**WHAT YOU NEED TO DO**
Among the lines below, tally those that contain "Pricing" and respond with the total only.

>>>

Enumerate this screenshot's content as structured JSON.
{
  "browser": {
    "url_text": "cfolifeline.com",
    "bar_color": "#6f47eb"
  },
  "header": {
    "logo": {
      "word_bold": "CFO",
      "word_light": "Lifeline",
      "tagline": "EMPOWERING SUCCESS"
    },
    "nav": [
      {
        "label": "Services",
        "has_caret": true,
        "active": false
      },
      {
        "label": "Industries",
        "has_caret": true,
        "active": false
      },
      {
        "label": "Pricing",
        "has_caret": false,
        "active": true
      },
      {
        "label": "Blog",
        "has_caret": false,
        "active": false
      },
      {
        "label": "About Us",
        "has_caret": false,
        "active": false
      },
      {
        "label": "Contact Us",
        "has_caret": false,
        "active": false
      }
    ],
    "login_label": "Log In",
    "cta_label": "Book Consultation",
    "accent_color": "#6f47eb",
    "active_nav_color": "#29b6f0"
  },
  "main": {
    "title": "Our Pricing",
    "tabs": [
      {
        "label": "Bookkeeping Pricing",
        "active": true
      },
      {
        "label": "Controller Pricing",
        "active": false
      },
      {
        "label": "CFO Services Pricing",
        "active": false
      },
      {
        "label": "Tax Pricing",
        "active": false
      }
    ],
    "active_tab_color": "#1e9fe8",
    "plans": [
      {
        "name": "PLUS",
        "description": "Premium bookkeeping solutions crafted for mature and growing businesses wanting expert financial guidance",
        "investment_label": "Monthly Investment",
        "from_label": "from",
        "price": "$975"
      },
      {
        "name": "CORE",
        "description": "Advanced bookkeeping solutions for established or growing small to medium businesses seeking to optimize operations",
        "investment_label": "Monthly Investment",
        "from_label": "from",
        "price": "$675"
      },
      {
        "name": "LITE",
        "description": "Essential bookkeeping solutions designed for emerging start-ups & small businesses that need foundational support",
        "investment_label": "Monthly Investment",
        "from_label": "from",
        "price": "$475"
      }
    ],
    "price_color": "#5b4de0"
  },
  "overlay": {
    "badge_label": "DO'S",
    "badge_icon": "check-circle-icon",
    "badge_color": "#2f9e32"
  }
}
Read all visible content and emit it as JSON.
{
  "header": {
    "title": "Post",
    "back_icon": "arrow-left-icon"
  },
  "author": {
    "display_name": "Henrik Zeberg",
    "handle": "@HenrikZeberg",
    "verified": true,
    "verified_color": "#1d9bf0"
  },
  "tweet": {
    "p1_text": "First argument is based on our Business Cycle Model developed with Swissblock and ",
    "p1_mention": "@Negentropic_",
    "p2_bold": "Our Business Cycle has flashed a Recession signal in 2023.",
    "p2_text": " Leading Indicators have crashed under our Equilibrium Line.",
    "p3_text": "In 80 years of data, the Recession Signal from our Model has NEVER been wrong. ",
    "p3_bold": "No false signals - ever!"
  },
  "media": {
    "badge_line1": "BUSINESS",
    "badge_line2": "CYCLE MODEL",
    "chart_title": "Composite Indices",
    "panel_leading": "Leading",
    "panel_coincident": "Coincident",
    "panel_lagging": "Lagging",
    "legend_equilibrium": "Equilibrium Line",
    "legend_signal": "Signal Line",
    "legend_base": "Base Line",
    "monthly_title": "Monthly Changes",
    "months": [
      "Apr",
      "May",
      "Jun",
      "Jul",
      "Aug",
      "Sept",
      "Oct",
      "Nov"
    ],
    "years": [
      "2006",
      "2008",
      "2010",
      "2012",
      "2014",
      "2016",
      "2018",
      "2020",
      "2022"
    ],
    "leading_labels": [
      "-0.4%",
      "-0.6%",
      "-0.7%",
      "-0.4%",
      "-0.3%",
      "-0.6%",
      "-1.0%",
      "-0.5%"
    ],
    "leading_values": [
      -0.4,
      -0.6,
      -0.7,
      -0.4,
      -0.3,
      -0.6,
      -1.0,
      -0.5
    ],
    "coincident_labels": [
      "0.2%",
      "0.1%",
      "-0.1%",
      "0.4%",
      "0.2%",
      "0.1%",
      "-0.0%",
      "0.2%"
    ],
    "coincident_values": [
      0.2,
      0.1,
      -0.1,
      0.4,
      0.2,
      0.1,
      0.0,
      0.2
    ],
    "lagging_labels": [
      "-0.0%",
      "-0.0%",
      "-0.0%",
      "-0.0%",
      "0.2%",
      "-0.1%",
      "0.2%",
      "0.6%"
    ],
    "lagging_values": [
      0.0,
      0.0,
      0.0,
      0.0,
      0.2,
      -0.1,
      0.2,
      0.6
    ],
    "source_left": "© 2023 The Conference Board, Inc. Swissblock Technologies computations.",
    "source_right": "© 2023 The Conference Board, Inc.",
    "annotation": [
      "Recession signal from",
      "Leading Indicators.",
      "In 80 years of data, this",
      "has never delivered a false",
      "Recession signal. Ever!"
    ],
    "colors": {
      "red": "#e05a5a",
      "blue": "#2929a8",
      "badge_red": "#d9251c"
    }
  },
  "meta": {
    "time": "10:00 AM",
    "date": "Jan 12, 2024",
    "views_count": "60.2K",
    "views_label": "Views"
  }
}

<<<

**YOUR SOLUTION**
6